(PRWEB) November 26, 2012
Taking the time to teach your children to swim is undoubtedly one of the most important things a parent can do. A feature on the sports blogsite InspirationalSportsStories.com indicates the TV interview that offered parents a few tips on how to get their children interested in swimming. Wildlife conservationist Scott Tucker, host of the educational 'Expedition New England' TV show recently explained to WTNH's 'Good Morning Connecticut' host Jeff Valin that New England's abundance of clean shallow rivers, brooks, ponds and streams are the ideal places for children improve their swimming skills and maybe even try snorkeling for the first time.
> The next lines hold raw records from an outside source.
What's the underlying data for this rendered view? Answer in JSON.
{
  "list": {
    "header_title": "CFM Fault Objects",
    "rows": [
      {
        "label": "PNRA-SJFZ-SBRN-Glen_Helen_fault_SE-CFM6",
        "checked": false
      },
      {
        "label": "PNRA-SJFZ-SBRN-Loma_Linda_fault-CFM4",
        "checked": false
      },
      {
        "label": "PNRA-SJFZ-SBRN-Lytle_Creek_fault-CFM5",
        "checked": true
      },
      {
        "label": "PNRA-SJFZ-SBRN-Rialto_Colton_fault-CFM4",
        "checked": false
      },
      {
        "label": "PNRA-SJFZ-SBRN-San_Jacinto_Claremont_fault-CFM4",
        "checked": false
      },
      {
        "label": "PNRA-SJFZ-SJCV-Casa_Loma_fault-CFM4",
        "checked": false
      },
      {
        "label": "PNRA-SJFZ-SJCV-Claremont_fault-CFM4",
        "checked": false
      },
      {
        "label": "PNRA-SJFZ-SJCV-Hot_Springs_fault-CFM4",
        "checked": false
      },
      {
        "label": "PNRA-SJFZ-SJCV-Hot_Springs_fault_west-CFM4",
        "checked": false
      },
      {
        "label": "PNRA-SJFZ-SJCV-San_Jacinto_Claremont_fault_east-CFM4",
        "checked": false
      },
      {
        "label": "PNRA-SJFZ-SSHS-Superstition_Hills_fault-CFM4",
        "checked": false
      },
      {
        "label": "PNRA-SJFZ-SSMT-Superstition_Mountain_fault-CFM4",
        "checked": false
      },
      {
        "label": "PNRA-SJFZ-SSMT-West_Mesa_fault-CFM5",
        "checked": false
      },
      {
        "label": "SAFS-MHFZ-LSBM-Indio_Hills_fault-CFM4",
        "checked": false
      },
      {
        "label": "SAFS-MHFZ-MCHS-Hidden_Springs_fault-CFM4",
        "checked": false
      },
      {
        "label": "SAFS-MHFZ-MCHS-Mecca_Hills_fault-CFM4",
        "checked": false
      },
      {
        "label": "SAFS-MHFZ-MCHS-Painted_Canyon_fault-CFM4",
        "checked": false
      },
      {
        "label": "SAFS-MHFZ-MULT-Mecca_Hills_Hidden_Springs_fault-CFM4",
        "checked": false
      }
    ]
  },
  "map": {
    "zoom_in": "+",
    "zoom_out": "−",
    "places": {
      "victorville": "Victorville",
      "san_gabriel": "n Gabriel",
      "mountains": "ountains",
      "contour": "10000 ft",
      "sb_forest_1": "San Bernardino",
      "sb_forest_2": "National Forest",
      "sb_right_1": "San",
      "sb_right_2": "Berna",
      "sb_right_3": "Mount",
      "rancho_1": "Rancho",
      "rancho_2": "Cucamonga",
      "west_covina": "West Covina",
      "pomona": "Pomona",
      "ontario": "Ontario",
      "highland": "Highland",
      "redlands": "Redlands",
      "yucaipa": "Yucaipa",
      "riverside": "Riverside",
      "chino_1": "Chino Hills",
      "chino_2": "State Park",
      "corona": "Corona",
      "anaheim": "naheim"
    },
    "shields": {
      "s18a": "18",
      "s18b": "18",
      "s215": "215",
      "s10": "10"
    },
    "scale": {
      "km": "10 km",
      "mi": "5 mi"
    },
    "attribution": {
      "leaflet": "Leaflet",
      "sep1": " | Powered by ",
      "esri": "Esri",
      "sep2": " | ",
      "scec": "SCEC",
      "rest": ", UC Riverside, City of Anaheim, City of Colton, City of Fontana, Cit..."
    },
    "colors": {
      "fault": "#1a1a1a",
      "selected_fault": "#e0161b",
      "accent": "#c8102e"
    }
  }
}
Tucker explained to Jeff Valin that although swimming pools are wonderful places for children to learn to swim they can broaden their horizons and learn more about what kind of creatures live in the water by exploring underwater with some basic snorkeling equipment. Tucker also explained that by snorkeling children can learn about the fish that live in the waterways without causing any harm to them or their natural ecosystem.
The Sports website article featured also had some good advice for where to swim. When asked by Valin what the best rivers to explore were an enthusiastic Tucker said that 'nowhere was out of bounds but the best places were rivers and streams that were about waist deep.' Tucker also added that basic snorkeling equipment can be purchased for about $ 20 from most sporting goods retailers and large supermarkets. Although his son Race was wearing his wetsuit during the interview Tucker pointed out that Race only wears the wetsuit while out in the fresh water because he is spoilt at home because his Mom keeps their swimming pool at a constant 85 degrees all year round!
Helping to improve your children's swimming skills while at the same time as exploring local waterways without even needing a wetsuit can be a fantastic way to educate and stimulate their senses. Learning more about the natural environment and the connection between water based and land ecosystems is also a lot more fun in the water too. Scott Tucker doesn't only spend his time exploring the wildlife of New England, he also embarks on exciting overseas expeditions. In 2011 he visited the Galapagos Islands in the Pacific Ocean and in early 2013 is heading Tanzania on Safari. To find out more about his adventures and expeditions visit http://www.eepinc.org/.